Data about app and page elements
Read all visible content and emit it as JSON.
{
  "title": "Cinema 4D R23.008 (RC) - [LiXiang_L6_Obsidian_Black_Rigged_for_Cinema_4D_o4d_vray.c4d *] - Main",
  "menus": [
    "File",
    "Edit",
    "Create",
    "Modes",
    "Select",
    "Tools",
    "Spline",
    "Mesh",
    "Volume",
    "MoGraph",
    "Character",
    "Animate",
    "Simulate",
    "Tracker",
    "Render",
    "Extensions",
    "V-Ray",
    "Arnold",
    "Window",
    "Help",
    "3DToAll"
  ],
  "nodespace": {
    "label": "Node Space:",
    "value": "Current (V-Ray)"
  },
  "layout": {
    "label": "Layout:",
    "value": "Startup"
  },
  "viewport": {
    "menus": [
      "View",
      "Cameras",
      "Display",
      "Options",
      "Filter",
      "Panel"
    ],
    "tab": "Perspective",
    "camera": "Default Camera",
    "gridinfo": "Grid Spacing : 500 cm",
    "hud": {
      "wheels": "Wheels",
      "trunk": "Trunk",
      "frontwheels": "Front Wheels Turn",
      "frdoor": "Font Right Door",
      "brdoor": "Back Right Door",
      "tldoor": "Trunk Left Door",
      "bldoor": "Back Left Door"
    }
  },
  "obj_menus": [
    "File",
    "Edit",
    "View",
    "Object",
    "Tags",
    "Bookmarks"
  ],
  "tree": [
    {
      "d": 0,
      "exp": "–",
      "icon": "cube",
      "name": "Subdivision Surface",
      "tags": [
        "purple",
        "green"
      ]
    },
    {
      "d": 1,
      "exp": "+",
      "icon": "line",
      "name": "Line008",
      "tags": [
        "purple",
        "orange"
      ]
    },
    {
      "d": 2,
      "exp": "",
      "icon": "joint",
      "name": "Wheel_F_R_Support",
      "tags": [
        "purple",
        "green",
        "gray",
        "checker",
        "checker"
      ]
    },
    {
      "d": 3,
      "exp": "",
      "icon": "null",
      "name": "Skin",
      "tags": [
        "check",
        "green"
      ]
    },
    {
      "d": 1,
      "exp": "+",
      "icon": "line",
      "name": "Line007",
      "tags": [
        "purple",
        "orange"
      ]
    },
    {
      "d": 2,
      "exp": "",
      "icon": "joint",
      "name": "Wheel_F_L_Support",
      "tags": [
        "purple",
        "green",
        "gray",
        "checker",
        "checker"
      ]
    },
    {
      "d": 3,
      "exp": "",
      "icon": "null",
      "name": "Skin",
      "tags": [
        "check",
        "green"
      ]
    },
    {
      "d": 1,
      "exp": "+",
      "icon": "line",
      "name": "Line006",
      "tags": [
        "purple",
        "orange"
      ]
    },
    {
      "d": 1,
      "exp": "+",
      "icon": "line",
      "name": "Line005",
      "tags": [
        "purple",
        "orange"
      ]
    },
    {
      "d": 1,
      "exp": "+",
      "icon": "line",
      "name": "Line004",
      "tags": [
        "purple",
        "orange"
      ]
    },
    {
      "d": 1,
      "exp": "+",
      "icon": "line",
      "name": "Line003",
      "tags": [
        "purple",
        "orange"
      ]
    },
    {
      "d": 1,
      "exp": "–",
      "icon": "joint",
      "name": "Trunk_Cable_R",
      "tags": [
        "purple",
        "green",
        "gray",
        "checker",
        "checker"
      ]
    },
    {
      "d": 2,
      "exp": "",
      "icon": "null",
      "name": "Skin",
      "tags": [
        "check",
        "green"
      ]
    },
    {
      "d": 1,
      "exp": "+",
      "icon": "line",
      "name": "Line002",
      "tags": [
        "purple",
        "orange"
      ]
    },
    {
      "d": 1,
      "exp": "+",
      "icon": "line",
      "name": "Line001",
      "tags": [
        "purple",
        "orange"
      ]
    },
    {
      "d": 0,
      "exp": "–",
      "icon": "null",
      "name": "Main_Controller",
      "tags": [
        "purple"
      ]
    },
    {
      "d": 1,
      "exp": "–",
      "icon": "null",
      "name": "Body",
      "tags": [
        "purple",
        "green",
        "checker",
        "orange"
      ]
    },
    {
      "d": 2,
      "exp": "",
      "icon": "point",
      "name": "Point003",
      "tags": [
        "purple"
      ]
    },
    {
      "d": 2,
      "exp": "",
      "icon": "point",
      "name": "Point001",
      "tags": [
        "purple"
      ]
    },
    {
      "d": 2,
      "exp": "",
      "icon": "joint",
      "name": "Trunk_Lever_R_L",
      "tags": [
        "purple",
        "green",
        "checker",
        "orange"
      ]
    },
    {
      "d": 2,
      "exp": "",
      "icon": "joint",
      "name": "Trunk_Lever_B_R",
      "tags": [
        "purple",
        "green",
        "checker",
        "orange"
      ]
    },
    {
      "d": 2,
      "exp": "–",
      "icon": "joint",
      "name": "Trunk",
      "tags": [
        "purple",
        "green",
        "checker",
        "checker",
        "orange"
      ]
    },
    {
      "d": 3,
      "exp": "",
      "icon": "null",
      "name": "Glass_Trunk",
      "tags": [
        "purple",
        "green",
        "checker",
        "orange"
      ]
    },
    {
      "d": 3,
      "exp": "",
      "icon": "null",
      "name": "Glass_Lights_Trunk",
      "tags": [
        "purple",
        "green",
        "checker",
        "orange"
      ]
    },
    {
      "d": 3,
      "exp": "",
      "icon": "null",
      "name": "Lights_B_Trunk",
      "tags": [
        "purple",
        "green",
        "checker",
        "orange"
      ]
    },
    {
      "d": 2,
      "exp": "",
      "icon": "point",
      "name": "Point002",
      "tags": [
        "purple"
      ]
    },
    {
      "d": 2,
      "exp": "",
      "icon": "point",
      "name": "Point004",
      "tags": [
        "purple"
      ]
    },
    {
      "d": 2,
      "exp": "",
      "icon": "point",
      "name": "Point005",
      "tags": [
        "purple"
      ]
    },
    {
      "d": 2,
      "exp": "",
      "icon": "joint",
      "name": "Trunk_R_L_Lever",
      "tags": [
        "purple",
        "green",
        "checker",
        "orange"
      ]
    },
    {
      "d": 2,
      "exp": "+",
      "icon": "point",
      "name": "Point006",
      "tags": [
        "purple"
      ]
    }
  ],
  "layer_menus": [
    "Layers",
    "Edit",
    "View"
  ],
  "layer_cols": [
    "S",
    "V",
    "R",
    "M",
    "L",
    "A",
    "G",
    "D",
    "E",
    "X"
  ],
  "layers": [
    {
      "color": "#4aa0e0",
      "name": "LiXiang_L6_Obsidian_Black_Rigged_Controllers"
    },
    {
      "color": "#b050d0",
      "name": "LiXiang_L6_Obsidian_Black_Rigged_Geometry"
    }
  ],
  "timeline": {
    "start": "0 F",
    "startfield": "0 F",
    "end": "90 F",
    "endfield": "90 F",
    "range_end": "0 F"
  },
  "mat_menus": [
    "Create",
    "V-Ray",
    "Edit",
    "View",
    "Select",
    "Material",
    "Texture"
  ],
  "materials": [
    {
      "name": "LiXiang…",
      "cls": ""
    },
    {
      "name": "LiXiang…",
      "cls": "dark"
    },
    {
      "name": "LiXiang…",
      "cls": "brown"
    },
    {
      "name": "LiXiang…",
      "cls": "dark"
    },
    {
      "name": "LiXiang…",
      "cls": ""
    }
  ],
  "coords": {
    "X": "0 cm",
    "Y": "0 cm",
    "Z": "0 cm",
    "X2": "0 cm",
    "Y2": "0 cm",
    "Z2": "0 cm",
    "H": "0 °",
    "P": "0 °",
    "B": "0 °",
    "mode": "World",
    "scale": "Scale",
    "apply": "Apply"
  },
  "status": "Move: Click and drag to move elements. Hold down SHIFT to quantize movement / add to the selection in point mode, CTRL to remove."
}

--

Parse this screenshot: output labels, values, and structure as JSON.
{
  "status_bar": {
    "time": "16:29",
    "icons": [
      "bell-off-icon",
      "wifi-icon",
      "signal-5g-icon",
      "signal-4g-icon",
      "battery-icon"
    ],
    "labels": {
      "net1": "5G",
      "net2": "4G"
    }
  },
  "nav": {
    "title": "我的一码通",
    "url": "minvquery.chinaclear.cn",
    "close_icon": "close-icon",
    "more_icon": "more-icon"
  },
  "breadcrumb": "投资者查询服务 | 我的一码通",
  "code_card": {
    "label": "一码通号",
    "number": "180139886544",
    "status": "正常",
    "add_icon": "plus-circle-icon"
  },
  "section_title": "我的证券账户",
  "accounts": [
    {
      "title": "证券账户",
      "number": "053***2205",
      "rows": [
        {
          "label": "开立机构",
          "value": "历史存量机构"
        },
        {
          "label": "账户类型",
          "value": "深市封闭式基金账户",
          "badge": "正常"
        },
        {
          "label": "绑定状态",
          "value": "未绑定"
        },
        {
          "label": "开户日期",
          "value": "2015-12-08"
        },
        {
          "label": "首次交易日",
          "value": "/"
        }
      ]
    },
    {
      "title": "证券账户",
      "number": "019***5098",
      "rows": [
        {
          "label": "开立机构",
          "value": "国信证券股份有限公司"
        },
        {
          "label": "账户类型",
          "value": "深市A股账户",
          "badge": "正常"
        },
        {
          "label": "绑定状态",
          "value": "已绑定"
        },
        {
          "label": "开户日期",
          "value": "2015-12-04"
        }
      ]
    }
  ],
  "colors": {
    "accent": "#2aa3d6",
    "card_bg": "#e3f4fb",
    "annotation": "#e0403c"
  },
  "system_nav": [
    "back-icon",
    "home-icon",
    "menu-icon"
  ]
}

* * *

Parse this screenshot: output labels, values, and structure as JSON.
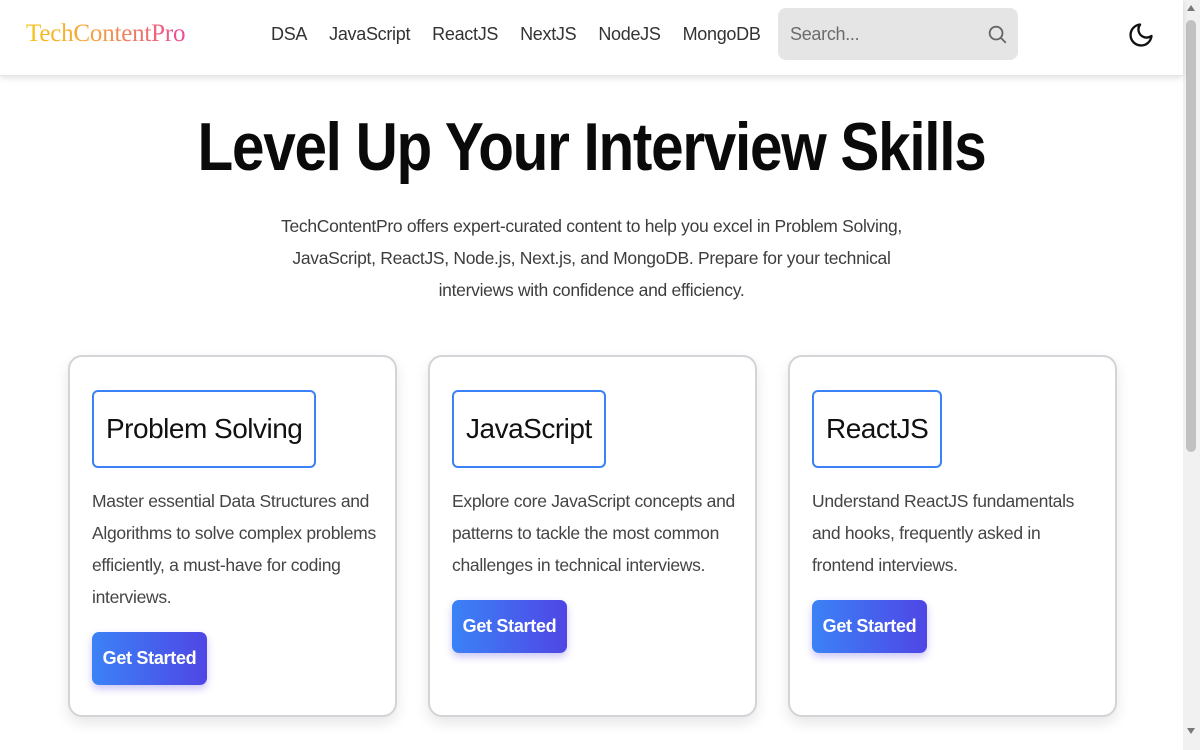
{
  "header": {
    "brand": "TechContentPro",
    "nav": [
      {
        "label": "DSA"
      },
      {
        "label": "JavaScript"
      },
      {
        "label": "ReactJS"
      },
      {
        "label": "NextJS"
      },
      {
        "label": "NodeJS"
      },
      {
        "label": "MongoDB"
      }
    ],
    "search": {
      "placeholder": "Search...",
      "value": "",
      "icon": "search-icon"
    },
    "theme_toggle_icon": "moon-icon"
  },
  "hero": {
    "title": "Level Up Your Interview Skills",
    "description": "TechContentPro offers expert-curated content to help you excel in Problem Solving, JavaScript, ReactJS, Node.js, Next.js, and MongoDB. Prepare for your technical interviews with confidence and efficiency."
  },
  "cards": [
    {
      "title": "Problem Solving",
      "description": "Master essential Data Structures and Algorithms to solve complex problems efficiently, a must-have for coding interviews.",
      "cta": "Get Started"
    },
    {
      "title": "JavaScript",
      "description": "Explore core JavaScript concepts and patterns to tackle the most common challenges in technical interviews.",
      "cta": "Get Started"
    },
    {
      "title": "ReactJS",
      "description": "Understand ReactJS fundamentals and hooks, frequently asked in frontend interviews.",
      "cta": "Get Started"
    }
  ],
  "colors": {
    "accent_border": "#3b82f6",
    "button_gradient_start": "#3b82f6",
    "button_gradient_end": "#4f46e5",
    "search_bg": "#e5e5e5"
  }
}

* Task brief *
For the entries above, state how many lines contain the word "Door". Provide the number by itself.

* Your solution *
4